WHAT TO PRODUCE
Please return the data word for word and leave out any picture it contains.

Dataset entries
====================
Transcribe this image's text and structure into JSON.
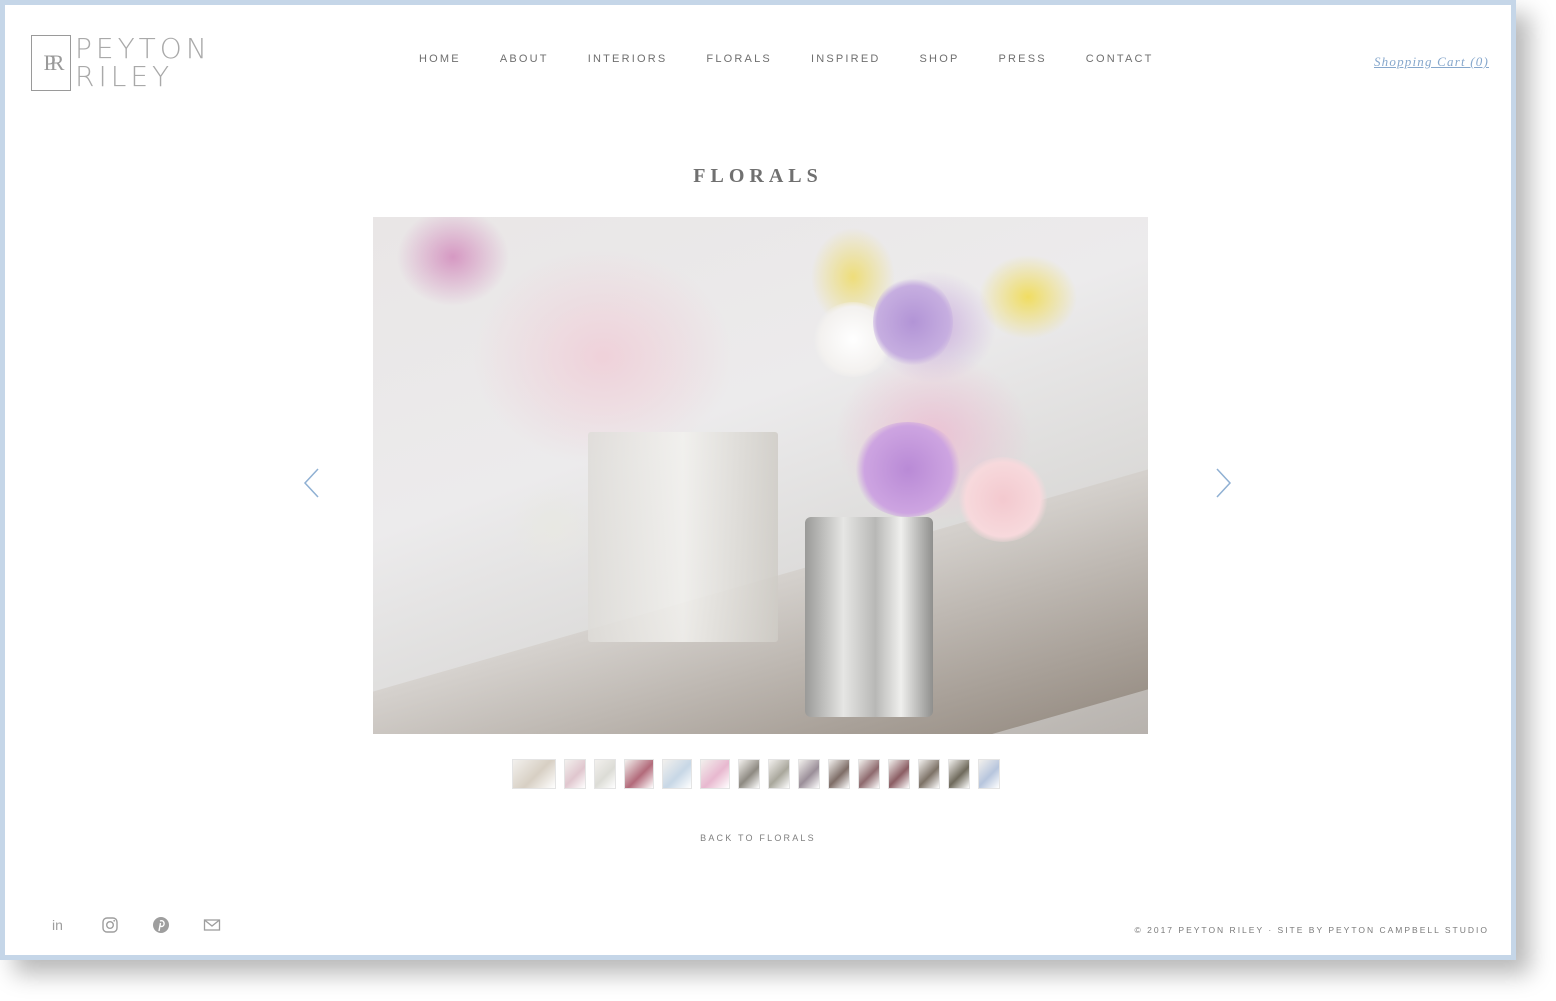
{
  "logo": {
    "mark": "PR",
    "line1": "PEYTON",
    "line2": "RILEY"
  },
  "nav": {
    "items": [
      "HOME",
      "ABOUT",
      "INTERIORS",
      "FLORALS",
      "INSPIRED",
      "SHOP",
      "PRESS",
      "CONTACT"
    ]
  },
  "cart": {
    "label": "Shopping Cart (0)"
  },
  "page": {
    "title": "FLORALS"
  },
  "gallery": {
    "thumbnails": [
      {
        "color": "#d7cfc3"
      },
      {
        "color": "#e0c6ce"
      },
      {
        "color": "#dcdcd6"
      },
      {
        "color": "#b26a7a"
      },
      {
        "color": "#c7d7e6"
      },
      {
        "color": "#e8b8cf"
      },
      {
        "color": "#8e8a82"
      },
      {
        "color": "#a9a79c"
      },
      {
        "color": "#9b8f99"
      },
      {
        "color": "#7e6d67"
      },
      {
        "color": "#8e6a6e"
      },
      {
        "color": "#8b5d63"
      },
      {
        "color": "#7d7267"
      },
      {
        "color": "#6f6a5c"
      },
      {
        "color": "#b7c5dd"
      }
    ]
  },
  "back_link": {
    "label": "BACK TO FLORALS"
  },
  "footer": {
    "copyright": "© 2017 PEYTON RILEY · SITE BY PEYTON CAMPBELL STUDIO"
  },
  "colors": {
    "accent": "#86a7cc",
    "frame": "#c5d6e8",
    "text": "#707070"
  },
  "icons": [
    "linkedin-icon",
    "instagram-icon",
    "pinterest-icon",
    "mail-icon",
    "chevron-left-icon",
    "chevron-right-icon"
  ]
}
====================
SOLUTION TO THIS TASK
Transcribe this image's text and structure into JSON.
{
  "logo": {
    "mark": "PR",
    "line1": "PEYTON",
    "line2": "RILEY"
  },
  "nav": {
    "items": [
      "HOME",
      "ABOUT",
      "INTERIORS",
      "FLORALS",
      "INSPIRED",
      "SHOP",
      "PRESS",
      "CONTACT"
    ]
  },
  "cart": {
    "label": "Shopping Cart (0)"
  },
  "page": {
    "title": "FLORALS"
  },
  "gallery": {
    "thumbnails": [
      {
        "color": "#d7cfc3"
      },
      {
        "color": "#e0c6ce"
      },
      {
        "color": "#dcdcd6"
      },
      {
        "color": "#b26a7a"
      },
      {
        "color": "#c7d7e6"
      },
      {
        "color": "#e8b8cf"
      },
      {
        "color": "#8e8a82"
      },
      {
        "color": "#a9a79c"
      },
      {
        "color": "#9b8f99"
      },
      {
        "color": "#7e6d67"
      },
      {
        "color": "#8e6a6e"
      },
      {
        "color": "#8b5d63"
      },
      {
        "color": "#7d7267"
      },
      {
        "color": "#6f6a5c"
      },
      {
        "color": "#b7c5dd"
      }
    ]
  },
  "back_link": {
    "label": "BACK TO FLORALS"
  },
  "footer": {
    "copyright": "© 2017 PEYTON RILEY · SITE BY PEYTON CAMPBELL STUDIO"
  },
  "colors": {
    "accent": "#86a7cc",
    "frame": "#c5d6e8",
    "text": "#707070"
  },
  "icons": [
    "linkedin-icon",
    "instagram-icon",
    "pinterest-icon",
    "mail-icon",
    "chevron-left-icon",
    "chevron-right-icon"
  ]
}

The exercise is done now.